European cross-border parcel prices are set to become more transparent following a provisional agreement on a European Union regulation on deliveries.
The main elements of the new regulation are:
Price transparency: The regulation does not impose a cap on prices, but aims to foster competitive pressure by allowing users to compare domestic and cross-border tariffs. Parcel delivery providers will have to disclose prices for the services individual consumers and small businesses often use, which the commission will publish on a web site.
Regulatory oversight: Where parcel delivery is subject to the universal service obligation, national regulatory authorities will assess whether tariffs for cross-border services are unreasonably high compared to the underlying cost – as they already do for postal services. National regulators will be given new powers to identify better parcel service providers and the services they offer. This will allow them to get a better overview also of the many innovative new players in the fast-growing EU cross-border e-commerce market.
Traders also have to provide consumers with clear information on prices charged for cross-border parcel delivery and returns, and customer complaints procedures, in line with the Consumers Rights Directive.
The regulation is expected to come into force at the beginning of next year and it will be fully applicable in 2019.
Vice-president Andrus Ansip, responsible for the digital single market, said: “High delivery prices are a major concern for consumers and companies, especially SMEs. With more transparency and a stronger role for the regulators, we are tackling this issue.
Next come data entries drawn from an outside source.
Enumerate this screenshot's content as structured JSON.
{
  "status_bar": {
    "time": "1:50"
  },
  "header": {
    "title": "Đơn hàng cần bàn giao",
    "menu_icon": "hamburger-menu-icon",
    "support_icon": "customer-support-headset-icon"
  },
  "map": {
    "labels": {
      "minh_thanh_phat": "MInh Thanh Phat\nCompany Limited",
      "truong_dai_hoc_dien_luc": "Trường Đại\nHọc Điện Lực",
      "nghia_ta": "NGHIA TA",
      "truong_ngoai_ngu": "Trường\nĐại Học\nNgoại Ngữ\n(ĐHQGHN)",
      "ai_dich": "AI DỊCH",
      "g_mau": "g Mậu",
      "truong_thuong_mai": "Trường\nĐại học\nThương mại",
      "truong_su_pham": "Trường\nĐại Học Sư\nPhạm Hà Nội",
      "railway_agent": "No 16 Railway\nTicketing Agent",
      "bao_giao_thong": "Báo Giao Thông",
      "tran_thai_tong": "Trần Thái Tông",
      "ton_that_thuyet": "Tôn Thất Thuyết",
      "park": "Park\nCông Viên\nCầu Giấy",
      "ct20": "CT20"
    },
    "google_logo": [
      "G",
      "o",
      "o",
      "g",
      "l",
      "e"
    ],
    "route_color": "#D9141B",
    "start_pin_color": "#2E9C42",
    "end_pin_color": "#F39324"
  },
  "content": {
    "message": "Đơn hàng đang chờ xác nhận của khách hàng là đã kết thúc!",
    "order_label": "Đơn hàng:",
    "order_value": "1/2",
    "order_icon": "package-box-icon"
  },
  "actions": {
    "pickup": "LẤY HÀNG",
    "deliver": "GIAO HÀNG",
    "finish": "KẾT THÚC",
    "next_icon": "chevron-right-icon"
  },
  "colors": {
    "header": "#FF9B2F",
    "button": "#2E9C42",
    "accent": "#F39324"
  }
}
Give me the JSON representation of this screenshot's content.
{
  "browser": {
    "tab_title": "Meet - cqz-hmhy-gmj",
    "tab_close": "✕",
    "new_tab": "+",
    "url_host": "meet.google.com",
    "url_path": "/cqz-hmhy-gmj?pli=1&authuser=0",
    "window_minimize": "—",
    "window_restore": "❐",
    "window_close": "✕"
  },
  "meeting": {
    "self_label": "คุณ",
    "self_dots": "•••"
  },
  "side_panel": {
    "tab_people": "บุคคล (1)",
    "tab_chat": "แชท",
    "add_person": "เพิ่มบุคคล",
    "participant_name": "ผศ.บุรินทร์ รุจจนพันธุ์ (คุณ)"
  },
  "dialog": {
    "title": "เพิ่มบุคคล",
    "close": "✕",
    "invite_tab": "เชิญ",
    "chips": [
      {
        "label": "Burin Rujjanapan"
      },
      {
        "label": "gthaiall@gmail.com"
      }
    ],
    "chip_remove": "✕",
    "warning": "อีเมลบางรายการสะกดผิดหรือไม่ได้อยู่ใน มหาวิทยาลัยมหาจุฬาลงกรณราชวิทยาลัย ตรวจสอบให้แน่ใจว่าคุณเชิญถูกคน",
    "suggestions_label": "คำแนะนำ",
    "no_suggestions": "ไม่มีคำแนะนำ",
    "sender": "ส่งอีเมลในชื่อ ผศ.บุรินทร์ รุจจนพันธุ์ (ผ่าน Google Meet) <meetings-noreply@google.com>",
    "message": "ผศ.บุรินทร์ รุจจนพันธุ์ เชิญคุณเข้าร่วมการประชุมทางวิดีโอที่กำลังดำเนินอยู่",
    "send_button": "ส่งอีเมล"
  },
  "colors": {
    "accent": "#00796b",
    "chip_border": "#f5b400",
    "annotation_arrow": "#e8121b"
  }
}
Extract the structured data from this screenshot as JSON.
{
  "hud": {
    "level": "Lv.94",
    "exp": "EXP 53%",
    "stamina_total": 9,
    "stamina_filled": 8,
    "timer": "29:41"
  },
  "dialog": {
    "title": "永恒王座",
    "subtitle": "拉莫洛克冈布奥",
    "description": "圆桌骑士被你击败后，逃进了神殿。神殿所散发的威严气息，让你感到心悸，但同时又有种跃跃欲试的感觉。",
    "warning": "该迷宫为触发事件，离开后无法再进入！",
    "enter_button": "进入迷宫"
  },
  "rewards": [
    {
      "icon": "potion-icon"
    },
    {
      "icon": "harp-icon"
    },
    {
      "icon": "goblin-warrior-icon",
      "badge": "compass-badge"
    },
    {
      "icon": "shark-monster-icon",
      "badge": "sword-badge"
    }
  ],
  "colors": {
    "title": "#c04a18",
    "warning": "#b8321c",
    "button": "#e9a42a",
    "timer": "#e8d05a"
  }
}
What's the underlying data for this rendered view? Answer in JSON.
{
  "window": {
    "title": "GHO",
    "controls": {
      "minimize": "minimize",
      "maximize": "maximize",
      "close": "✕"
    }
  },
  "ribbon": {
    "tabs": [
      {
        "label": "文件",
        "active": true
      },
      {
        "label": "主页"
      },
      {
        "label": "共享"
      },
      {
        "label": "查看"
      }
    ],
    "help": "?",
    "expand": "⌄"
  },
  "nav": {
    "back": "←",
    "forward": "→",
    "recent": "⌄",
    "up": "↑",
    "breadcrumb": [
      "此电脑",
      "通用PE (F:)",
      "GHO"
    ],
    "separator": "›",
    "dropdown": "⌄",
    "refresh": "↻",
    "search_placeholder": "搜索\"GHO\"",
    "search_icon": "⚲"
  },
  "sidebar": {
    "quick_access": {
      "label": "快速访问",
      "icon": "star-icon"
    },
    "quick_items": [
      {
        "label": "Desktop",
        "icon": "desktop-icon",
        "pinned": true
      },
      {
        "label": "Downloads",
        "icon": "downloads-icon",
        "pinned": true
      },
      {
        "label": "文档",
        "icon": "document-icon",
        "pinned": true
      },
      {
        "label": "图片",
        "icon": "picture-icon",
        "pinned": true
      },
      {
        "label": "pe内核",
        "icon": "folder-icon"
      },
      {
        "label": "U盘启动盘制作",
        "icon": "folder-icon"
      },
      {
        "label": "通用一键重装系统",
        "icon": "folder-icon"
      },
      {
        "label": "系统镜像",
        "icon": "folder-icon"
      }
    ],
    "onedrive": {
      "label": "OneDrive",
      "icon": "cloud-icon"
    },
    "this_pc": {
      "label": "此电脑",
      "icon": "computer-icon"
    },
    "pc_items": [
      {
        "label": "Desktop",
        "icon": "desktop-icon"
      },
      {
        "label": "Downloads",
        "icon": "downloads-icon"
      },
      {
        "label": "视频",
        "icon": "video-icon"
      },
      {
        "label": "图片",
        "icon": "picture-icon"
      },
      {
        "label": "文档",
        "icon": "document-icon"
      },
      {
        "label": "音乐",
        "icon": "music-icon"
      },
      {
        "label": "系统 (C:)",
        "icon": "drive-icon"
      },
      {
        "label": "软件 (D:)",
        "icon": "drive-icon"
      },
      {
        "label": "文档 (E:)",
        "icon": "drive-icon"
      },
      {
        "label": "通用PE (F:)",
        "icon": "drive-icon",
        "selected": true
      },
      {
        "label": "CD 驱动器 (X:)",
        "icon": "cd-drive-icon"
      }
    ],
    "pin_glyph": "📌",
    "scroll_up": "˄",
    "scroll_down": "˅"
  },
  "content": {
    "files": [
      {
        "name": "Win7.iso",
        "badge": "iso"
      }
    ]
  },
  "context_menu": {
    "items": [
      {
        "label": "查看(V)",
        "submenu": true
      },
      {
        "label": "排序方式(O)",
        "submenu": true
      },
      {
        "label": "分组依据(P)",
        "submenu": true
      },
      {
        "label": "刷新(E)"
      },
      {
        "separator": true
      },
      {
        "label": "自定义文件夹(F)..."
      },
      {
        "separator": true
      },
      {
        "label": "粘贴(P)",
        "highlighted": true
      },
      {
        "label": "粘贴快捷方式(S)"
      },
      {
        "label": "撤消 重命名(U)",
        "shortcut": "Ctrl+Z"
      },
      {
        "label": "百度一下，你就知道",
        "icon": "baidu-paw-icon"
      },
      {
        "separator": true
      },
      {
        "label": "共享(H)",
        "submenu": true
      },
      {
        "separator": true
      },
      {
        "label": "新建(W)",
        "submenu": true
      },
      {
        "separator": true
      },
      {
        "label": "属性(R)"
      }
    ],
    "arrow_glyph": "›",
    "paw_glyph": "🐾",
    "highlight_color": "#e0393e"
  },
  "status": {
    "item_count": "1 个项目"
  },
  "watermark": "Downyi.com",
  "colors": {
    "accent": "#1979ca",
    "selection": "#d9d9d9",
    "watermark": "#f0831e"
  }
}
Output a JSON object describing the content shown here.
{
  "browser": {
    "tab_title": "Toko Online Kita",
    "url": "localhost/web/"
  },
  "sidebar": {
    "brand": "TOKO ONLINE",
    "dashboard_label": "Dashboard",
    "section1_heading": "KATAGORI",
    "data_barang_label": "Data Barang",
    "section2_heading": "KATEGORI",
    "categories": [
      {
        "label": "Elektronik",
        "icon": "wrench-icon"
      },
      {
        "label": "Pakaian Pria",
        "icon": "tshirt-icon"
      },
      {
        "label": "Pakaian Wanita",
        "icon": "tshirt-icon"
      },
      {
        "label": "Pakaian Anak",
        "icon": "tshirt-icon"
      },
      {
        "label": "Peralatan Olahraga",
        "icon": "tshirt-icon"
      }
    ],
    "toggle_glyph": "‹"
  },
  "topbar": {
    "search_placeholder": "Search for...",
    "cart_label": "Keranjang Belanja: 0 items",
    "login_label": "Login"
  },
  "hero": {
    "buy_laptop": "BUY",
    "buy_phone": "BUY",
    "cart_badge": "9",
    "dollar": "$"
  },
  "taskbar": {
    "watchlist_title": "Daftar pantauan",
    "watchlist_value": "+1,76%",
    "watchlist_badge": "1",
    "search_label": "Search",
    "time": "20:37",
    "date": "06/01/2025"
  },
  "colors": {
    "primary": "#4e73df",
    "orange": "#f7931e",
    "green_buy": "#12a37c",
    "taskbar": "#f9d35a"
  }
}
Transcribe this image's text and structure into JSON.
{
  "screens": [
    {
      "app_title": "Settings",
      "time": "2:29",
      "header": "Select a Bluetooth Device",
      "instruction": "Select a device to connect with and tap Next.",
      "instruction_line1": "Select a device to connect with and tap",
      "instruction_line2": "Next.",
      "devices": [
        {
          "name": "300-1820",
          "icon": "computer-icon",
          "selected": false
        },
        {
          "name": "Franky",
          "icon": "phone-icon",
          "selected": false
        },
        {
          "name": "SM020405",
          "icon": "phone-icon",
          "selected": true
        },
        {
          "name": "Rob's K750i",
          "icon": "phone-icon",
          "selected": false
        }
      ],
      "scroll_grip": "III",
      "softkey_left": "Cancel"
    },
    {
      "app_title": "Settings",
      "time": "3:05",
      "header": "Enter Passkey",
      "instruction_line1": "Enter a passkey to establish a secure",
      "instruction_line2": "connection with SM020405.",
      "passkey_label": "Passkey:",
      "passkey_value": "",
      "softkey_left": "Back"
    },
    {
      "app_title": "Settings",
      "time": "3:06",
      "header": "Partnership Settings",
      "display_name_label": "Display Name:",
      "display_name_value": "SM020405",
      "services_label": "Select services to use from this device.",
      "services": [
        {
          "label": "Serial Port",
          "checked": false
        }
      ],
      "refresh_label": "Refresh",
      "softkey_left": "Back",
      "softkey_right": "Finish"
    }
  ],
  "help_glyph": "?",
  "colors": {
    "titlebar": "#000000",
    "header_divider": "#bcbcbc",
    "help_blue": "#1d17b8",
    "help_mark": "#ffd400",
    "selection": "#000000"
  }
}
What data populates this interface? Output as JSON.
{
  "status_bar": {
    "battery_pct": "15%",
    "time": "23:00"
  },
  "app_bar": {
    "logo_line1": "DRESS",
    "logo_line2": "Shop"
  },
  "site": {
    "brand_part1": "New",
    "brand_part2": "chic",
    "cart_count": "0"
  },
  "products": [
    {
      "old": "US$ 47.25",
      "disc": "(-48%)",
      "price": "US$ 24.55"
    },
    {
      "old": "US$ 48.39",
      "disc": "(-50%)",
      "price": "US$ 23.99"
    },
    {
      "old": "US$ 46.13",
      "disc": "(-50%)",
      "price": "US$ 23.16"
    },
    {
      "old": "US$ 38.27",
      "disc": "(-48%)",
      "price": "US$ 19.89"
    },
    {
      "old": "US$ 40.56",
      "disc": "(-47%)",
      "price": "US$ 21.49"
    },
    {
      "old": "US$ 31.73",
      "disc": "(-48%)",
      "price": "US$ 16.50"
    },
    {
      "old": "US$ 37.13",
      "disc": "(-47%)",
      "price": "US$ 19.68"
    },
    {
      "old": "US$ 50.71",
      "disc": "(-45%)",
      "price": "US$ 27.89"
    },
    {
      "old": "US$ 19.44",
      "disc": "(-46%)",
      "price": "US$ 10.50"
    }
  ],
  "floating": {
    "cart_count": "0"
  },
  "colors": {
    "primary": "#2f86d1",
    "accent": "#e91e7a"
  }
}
It is good news again for the development of e-commerce in the EU, after a series of agreements to improve consumer protection, simplify VAT rules and fight unjustified geo-blocking. I thank the European Parliament and the Estonian Presidency for their efforts in reaching an agreement.”